Exercise aim:
Pictures aside, each record should be reproduced exactly.

[Component data from apps and pages]
= Beginning of Section =

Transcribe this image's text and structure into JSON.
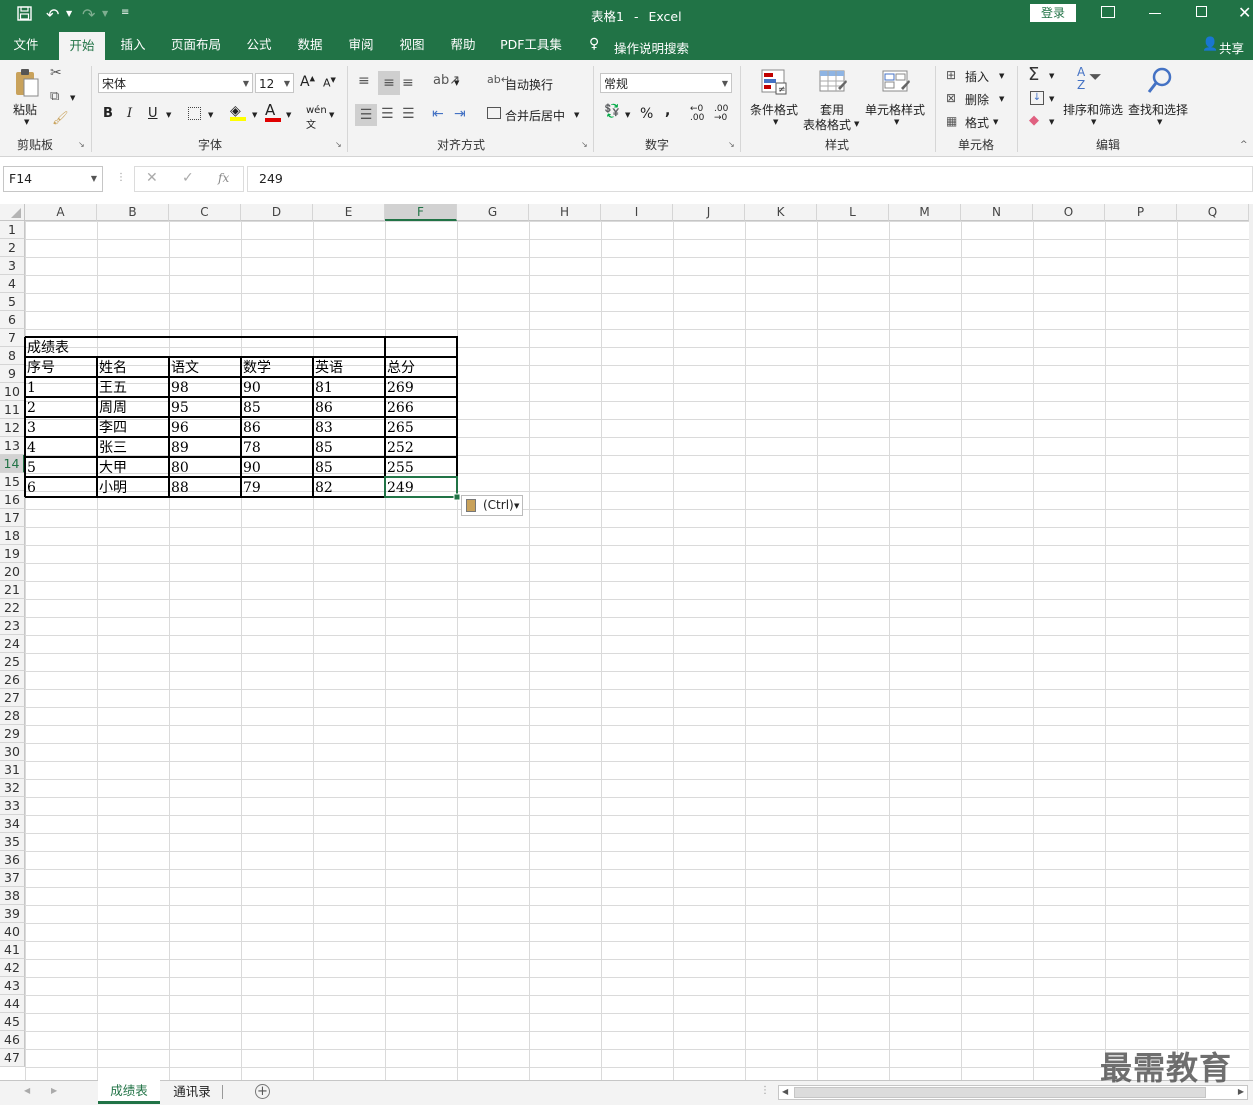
{
  "window": {
    "doc_title": "表格1",
    "separator": "-",
    "app_name": "Excel",
    "login_button": "登录",
    "share": "共享"
  },
  "tabs": [
    "文件",
    "开始",
    "插入",
    "页面布局",
    "公式",
    "数据",
    "审阅",
    "视图",
    "帮助",
    "PDF工具集"
  ],
  "tell_me": "操作说明搜索",
  "ribbon": {
    "clipboard": {
      "paste": "粘贴",
      "label": "剪贴板"
    },
    "font": {
      "name": "宋体",
      "size": "12",
      "label": "字体",
      "bold": "B",
      "italic": "I",
      "underline": "U"
    },
    "alignment": {
      "wrap": "自动换行",
      "merge": "合并后居中",
      "label": "对齐方式"
    },
    "number": {
      "format": "常规",
      "percent": "%",
      "comma": ",",
      "label": "数字"
    },
    "styles": {
      "cond": "条件格式",
      "table1": "套用",
      "table2": "表格格式",
      "cell_styles": "单元格样式",
      "label": "样式"
    },
    "cells": {
      "insert": "插入",
      "delete": "删除",
      "format": "格式",
      "label": "单元格"
    },
    "editing": {
      "sort": "排序和筛选",
      "find": "查找和选择",
      "label": "编辑"
    }
  },
  "formula_bar": {
    "name_box": "F14",
    "fx": "fx",
    "value": "249"
  },
  "columns": [
    "A",
    "B",
    "C",
    "D",
    "E",
    "F",
    "G",
    "H",
    "I",
    "J",
    "K",
    "L",
    "M",
    "N",
    "O",
    "P",
    "Q"
  ],
  "rows": [
    "1",
    "2",
    "3",
    "4",
    "5",
    "6",
    "7",
    "8",
    "9",
    "10",
    "11",
    "12",
    "13",
    "14",
    "15",
    "16",
    "17",
    "18",
    "19",
    "20",
    "21",
    "22",
    "23",
    "24",
    "25",
    "26",
    "27",
    "28",
    "29",
    "30",
    "31",
    "32",
    "33",
    "34",
    "35",
    "36",
    "37",
    "38",
    "39",
    "40",
    "41",
    "42",
    "43",
    "44",
    "45",
    "46",
    "47"
  ],
  "table": {
    "title": "成绩表",
    "headers": [
      "序号",
      "姓名",
      "语文",
      "数学",
      "英语",
      "总分"
    ],
    "data": [
      [
        "1",
        "王五",
        "98",
        "90",
        "81",
        "269"
      ],
      [
        "2",
        "周周",
        "95",
        "85",
        "86",
        "266"
      ],
      [
        "3",
        "李四",
        "96",
        "86",
        "83",
        "265"
      ],
      [
        "4",
        "张三",
        "89",
        "78",
        "85",
        "252"
      ],
      [
        "5",
        "大甲",
        "80",
        "90",
        "85",
        "255"
      ],
      [
        "6",
        "小明",
        "88",
        "79",
        "82",
        "249"
      ]
    ]
  },
  "paste_options": "(Ctrl)",
  "sheets": [
    "成绩表",
    "通讯录"
  ],
  "watermark": "最需教育",
  "colors": {
    "accent": "#217346"
  }
}
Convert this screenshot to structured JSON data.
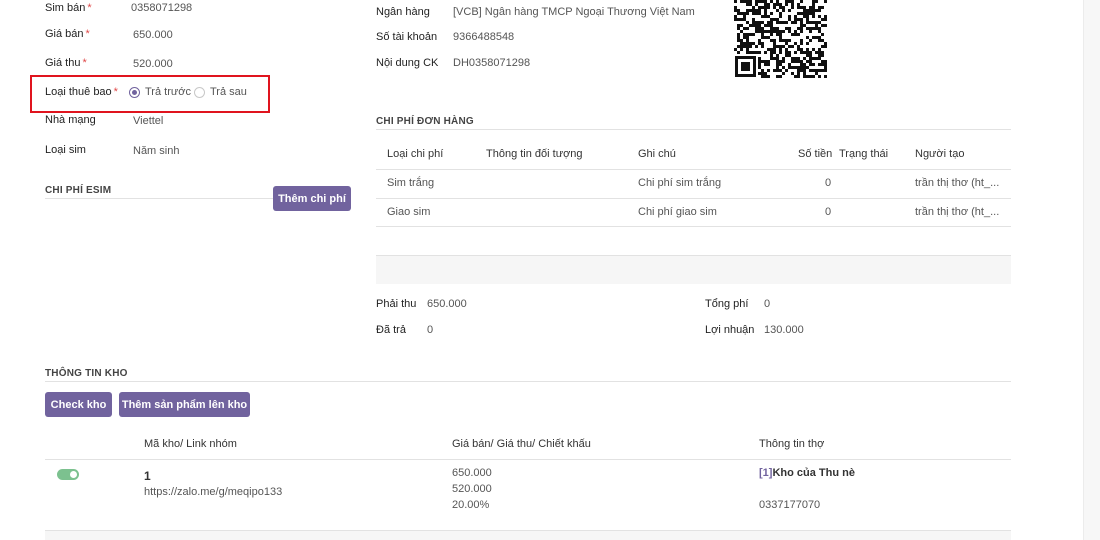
{
  "form": {
    "sim_ban_label": "Sim bán",
    "sim_ban_value": "0358071298",
    "gia_ban_label": "Giá bán",
    "gia_ban_value": "650.000",
    "gia_thu_label": "Giá thu",
    "gia_thu_value": "520.000",
    "loai_thue_bao_label": "Loại thuê bao",
    "option_tra_truoc": "Trả trước",
    "option_tra_sau": "Trả sau",
    "nha_mang_label": "Nhà mạng",
    "nha_mang_value": "Viettel",
    "loai_sim_label": "Loại sim",
    "loai_sim_value": "Năm sinh",
    "required_mark": "*"
  },
  "bank": {
    "ngan_hang_label": "Ngân hàng",
    "ngan_hang_value": "[VCB] Ngân hàng TMCP Ngoại Thương Việt Nam",
    "so_tai_khoan_label": "Số tài khoản",
    "so_tai_khoan_value": "9366488548",
    "noi_dung_label": "Nội dung CK",
    "noi_dung_value": "DH0358071298"
  },
  "esim": {
    "title": "CHI PHÍ ESIM",
    "add_button": "Thêm chi phí"
  },
  "order_costs": {
    "title": "CHI PHÍ ĐƠN HÀNG",
    "headers": [
      "Loại chi phí",
      "Thông tin đối tượng",
      "Ghi chú",
      "Số tiền",
      "Trạng thái",
      "Người tạo"
    ],
    "rows": [
      {
        "type": "Sim trắng",
        "info": "",
        "note": "Chi phí sim trắng",
        "amount": "0",
        "status": "",
        "creator": "trần thị thơ (ht_..."
      },
      {
        "type": "Giao sim",
        "info": "",
        "note": "Chi phí giao sim",
        "amount": "0",
        "status": "",
        "creator": "trần thị thơ (ht_..."
      }
    ]
  },
  "summary": {
    "phai_thu_label": "Phải thu",
    "phai_thu_value": "650.000",
    "da_tra_label": "Đã trả",
    "da_tra_value": "0",
    "tong_phi_label": "Tổng phí",
    "tong_phi_value": "0",
    "loi_nhuan_label": "Lợi nhuận",
    "loi_nhuan_value": "130.000"
  },
  "warehouse": {
    "title": "THÔNG TIN KHO",
    "check_button": "Check kho",
    "add_product_button": "Thêm sản phẩm lên kho",
    "headers": [
      "Mã kho/ Link nhóm",
      "Giá bán/ Giá thu/ Chiết khấu",
      "Thông tin thợ"
    ],
    "row": {
      "code": "1",
      "link": "https://zalo.me/g/meqipo133",
      "price_sell": "650.000",
      "price_collect": "520.000",
      "discount": "20.00%",
      "worker_id": "[1]",
      "worker_name": "Kho của Thu nè",
      "worker_phone": "0337177070"
    }
  },
  "colors": {
    "accent": "#71639e",
    "highlight_border": "#e0141e",
    "toggle_on": "#7cc18f"
  }
}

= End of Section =

Answer to the exercise:
Transcribe this image's text and structure into JSON.
{
  "window": {
    "doc_title": "表格1",
    "separator": "-",
    "app_name": "Excel",
    "login_button": "登录",
    "share": "共享"
  },
  "tabs": [
    "文件",
    "开始",
    "插入",
    "页面布局",
    "公式",
    "数据",
    "审阅",
    "视图",
    "帮助",
    "PDF工具集"
  ],
  "tell_me": "操作说明搜索",
  "ribbon": {
    "clipboard": {
      "paste": "粘贴",
      "label": "剪贴板"
    },
    "font": {
      "name": "宋体",
      "size": "12",
      "label": "字体",
      "bold": "B",
      "italic": "I",
      "underline": "U"
    },
    "alignment": {
      "wrap": "自动换行",
      "merge": "合并后居中",
      "label": "对齐方式"
    },
    "number": {
      "format": "常规",
      "percent": "%",
      "comma": ",",
      "label": "数字"
    },
    "styles": {
      "cond": "条件格式",
      "table1": "套用",
      "table2": "表格格式",
      "cell_styles": "单元格样式",
      "label": "样式"
    },
    "cells": {
      "insert": "插入",
      "delete": "删除",
      "format": "格式",
      "label": "单元格"
    },
    "editing": {
      "sort": "排序和筛选",
      "find": "查找和选择",
      "label": "编辑"
    }
  },
  "formula_bar": {
    "name_box": "F14",
    "fx": "fx",
    "value": "249"
  },
  "columns": [
    "A",
    "B",
    "C",
    "D",
    "E",
    "F",
    "G",
    "H",
    "I",
    "J",
    "K",
    "L",
    "M",
    "N",
    "O",
    "P",
    "Q"
  ],
  "rows": [
    "1",
    "2",
    "3",
    "4",
    "5",
    "6",
    "7",
    "8",
    "9",
    "10",
    "11",
    "12",
    "13",
    "14",
    "15",
    "16",
    "17",
    "18",
    "19",
    "20",
    "21",
    "22",
    "23",
    "24",
    "25",
    "26",
    "27",
    "28",
    "29",
    "30",
    "31",
    "32",
    "33",
    "34",
    "35",
    "36",
    "37",
    "38",
    "39",
    "40",
    "41",
    "42",
    "43",
    "44",
    "45",
    "46",
    "47"
  ],
  "table": {
    "title": "成绩表",
    "headers": [
      "序号",
      "姓名",
      "语文",
      "数学",
      "英语",
      "总分"
    ],
    "data": [
      [
        "1",
        "王五",
        "98",
        "90",
        "81",
        "269"
      ],
      [
        "2",
        "周周",
        "95",
        "85",
        "86",
        "266"
      ],
      [
        "3",
        "李四",
        "96",
        "86",
        "83",
        "265"
      ],
      [
        "4",
        "张三",
        "89",
        "78",
        "85",
        "252"
      ],
      [
        "5",
        "大甲",
        "80",
        "90",
        "85",
        "255"
      ],
      [
        "6",
        "小明",
        "88",
        "79",
        "82",
        "249"
      ]
    ]
  },
  "paste_options": "(Ctrl)",
  "sheets": [
    "成绩表",
    "通讯录"
  ],
  "watermark": "最需教育",
  "colors": {
    "accent": "#217346"
  }
}
Convert this screenshot to structured JSON data.
{
  "form": {
    "sim_ban_label": "Sim bán",
    "sim_ban_value": "0358071298",
    "gia_ban_label": "Giá bán",
    "gia_ban_value": "650.000",
    "gia_thu_label": "Giá thu",
    "gia_thu_value": "520.000",
    "loai_thue_bao_label": "Loại thuê bao",
    "option_tra_truoc": "Trả trước",
    "option_tra_sau": "Trả sau",
    "nha_mang_label": "Nhà mạng",
    "nha_mang_value": "Viettel",
    "loai_sim_label": "Loại sim",
    "loai_sim_value": "Năm sinh",
    "required_mark": "*"
  },
  "bank": {
    "ngan_hang_label": "Ngân hàng",
    "ngan_hang_value": "[VCB] Ngân hàng TMCP Ngoại Thương Việt Nam",
    "so_tai_khoan_label": "Số tài khoản",
    "so_tai_khoan_value": "9366488548",
    "noi_dung_label": "Nội dung CK",
    "noi_dung_value": "DH0358071298"
  },
  "esim": {
    "title": "CHI PHÍ ESIM",
    "add_button": "Thêm chi phí"
  },
  "order_costs": {
    "title": "CHI PHÍ ĐƠN HÀNG",
    "headers": [
      "Loại chi phí",
      "Thông tin đối tượng",
      "Ghi chú",
      "Số tiền",
      "Trạng thái",
      "Người tạo"
    ],
    "rows": [
      {
        "type": "Sim trắng",
        "info": "",
        "note": "Chi phí sim trắng",
        "amount": "0",
        "status": "",
        "creator": "trần thị thơ (ht_..."
      },
      {
        "type": "Giao sim",
        "info": "",
        "note": "Chi phí giao sim",
        "amount": "0",
        "status": "",
        "creator": "trần thị thơ (ht_..."
      }
    ]
  },
  "summary": {
    "phai_thu_label": "Phải thu",
    "phai_thu_value": "650.000",
    "da_tra_label": "Đã trả",
    "da_tra_value": "0",
    "tong_phi_label": "Tổng phí",
    "tong_phi_value": "0",
    "loi_nhuan_label": "Lợi nhuận",
    "loi_nhuan_value": "130.000"
  },
  "warehouse": {
    "title": "THÔNG TIN KHO",
    "check_button": "Check kho",
    "add_product_button": "Thêm sản phẩm lên kho",
    "headers": [
      "Mã kho/ Link nhóm",
      "Giá bán/ Giá thu/ Chiết khấu",
      "Thông tin thợ"
    ],
    "row": {
      "code": "1",
      "link": "https://zalo.me/g/meqipo133",
      "price_sell": "650.000",
      "price_collect": "520.000",
      "discount": "20.00%",
      "worker_id": "[1]",
      "worker_name": "Kho của Thu nè",
      "worker_phone": "0337177070"
    }
  },
  "colors": {
    "accent": "#71639e",
    "highlight_border": "#e0141e",
    "toggle_on": "#7cc18f"
  }
}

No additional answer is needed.